Not now, but soon.
This morning, we are in between. Our whole lives are lived in between, of course, in anticipation of one thing and leaving behind another, suspended between this thing and the next like a telephone wire between two poles, but never are we so aware of this as in the holy seasons of Lent and Advent. During those times, leading up to the holiest days on our Christian calendar, we live intentionally in between, waiting for those moments that will give us understanding, those moments when God will break into our world and show His glory, those moments when God's story intersects with ours and gives it ultimate meaning.
And these are the days in our church calendar when John the Baptist walks and talks and bears witness to the fact that God is entering into the world in a way never before seen or heard. Like a voice crying in the wilderness, it is John who tells the world that Jesus is coming, and that things will never be the same again.
Like most of the stories in the Bible, these concerning John the Baptist are also a story about our lives here and now, in between. There's a lot for us to learn from John if we consider everything his witness might teach. This story from my story is just one example:
One fall when I was so sick that I didn't know if I would live to see another Advent, I sat down with a man who worked with troubled people like myself to tell him about a narrow escape I'd had recently.
He listened to my story, and made the right nods and noises of sympathy.
Then he asked me, "Do you know why God saved you?"
I had no idea. At the moment, it felt more like a curse than a blessing to be a survivor.
But he fixed me with his gaze and said something that would ultimately show me my place in the world and God's place in my life. "I think you're still alive," he said, "because you're meant to help someone else."
My response at that moment was not exactly affirmative. Direct contradiction is not the Southern way, but at the time, I thought that my helping someone else was not very likely. It seemed to imply a long-term commitment to life that I did not at that time possess.
Of course, now, ten years later, here I stand, and what I have come to understand is this: The man who made this prediction was John the Baptist, a messenger of hope in dark times preaching change and conversion. He told me about a future that I could and should embrace, and stood near as I moved from one place to the other.
In the lives of most of us there has been at least one person like the one in my story who stood at the threshold of hope, and in the story of John the Baptist we see a powerful witness to the importance of preaching change and preparing the way, the clear value of community.
John's presence as a herald for Jesus is one of the rare things found in all four of our canonical gospels, and in early extra-biblical sources like the Jewish historian Josephus, John is more widely testified to than Jesus himself. Even the Jesus Seminar agrees that John was an actual social prophet who preached an actual message of repentance (the Greek word is "metanoia," symbolizing an ontological change in a person's way of seeing and being).

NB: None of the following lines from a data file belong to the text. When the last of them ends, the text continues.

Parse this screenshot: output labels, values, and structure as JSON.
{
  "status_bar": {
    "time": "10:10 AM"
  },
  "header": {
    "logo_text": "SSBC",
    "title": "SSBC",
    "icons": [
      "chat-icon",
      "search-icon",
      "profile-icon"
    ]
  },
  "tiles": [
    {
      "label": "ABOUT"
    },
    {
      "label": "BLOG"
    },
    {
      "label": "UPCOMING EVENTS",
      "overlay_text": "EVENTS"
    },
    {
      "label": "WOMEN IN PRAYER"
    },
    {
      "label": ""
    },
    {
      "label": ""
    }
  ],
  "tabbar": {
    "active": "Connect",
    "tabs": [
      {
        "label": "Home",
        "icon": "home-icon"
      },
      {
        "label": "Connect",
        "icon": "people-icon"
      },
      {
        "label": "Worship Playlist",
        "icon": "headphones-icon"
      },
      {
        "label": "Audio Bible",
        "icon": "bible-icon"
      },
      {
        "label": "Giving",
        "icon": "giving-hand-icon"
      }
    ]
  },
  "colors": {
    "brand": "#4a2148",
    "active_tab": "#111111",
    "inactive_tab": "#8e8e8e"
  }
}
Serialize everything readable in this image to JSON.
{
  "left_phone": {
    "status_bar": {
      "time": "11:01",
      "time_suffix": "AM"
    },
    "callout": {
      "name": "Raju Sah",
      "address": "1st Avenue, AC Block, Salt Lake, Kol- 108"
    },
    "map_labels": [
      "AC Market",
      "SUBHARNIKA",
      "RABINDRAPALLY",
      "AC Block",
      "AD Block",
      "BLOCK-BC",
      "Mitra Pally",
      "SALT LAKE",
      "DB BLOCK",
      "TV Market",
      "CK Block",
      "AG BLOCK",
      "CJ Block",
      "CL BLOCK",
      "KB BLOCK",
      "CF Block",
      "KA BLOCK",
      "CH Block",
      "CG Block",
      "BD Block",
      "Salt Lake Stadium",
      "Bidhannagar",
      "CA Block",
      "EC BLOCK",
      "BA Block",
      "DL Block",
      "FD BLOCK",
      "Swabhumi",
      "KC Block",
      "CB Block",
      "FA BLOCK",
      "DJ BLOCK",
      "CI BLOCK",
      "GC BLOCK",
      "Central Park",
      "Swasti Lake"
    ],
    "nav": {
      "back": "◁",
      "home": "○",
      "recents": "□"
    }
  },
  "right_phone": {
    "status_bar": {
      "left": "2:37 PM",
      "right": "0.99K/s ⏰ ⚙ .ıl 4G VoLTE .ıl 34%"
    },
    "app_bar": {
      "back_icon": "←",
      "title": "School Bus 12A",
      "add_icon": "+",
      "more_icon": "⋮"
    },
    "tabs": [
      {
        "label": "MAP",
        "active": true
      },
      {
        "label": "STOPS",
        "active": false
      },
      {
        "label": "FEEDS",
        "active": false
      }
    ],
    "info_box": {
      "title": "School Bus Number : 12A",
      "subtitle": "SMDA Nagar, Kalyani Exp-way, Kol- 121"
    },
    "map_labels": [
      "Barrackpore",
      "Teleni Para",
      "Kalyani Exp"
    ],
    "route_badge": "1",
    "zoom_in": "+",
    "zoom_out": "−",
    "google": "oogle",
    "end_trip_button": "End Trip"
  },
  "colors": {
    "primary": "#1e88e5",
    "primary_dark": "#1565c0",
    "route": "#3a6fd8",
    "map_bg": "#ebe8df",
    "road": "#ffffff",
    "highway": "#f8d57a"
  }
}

John was real, and so was his message—real enough to, as verified by history, get himself killed by the powers that be.
The connection between John and Jesus varies from gospel to gospel, but the real truth for us is the narrative truth: John was a prophet who called people to do the right thing, to change their way of being and seeing. And he was a mentor who was at hand to stand beside Jesus as he moved into his work of salvation and reconciliation.
The name "mentor" comes from Homer's Odyssey, as you may know, and it has come to stand for any person who gives the hero of a story the help or knowledge or inspiration she or he needs to complete that story. Often the mentor stands at the threshold between the world that has been and the world that is coming—at the place in between—and is somehow involved in the hero's transition from one life to the next.
Joseph Campbell showed how most of the great stories of humankind—including the story represented by the life of Jesus—follow a pattern he called The Hero's Journey, in which the hero leaves the ordinary world and steps across some sort of threshold—a physical boundary like a river, a portal, a new understanding. John comes to preach metanoia—fundamental change—and that change is evident most powerfully in Jesus himself. In the Gospel of Luke, it is John's baptism of Jesus that actually marks this moment when Jesus of Nazareth crosses the threshold. Before, as the villagers of Nazareth will tell us, Jesus was just the carpenter's son; after, he preaches and teaches and performs wonders and shakes his culture to its foundations.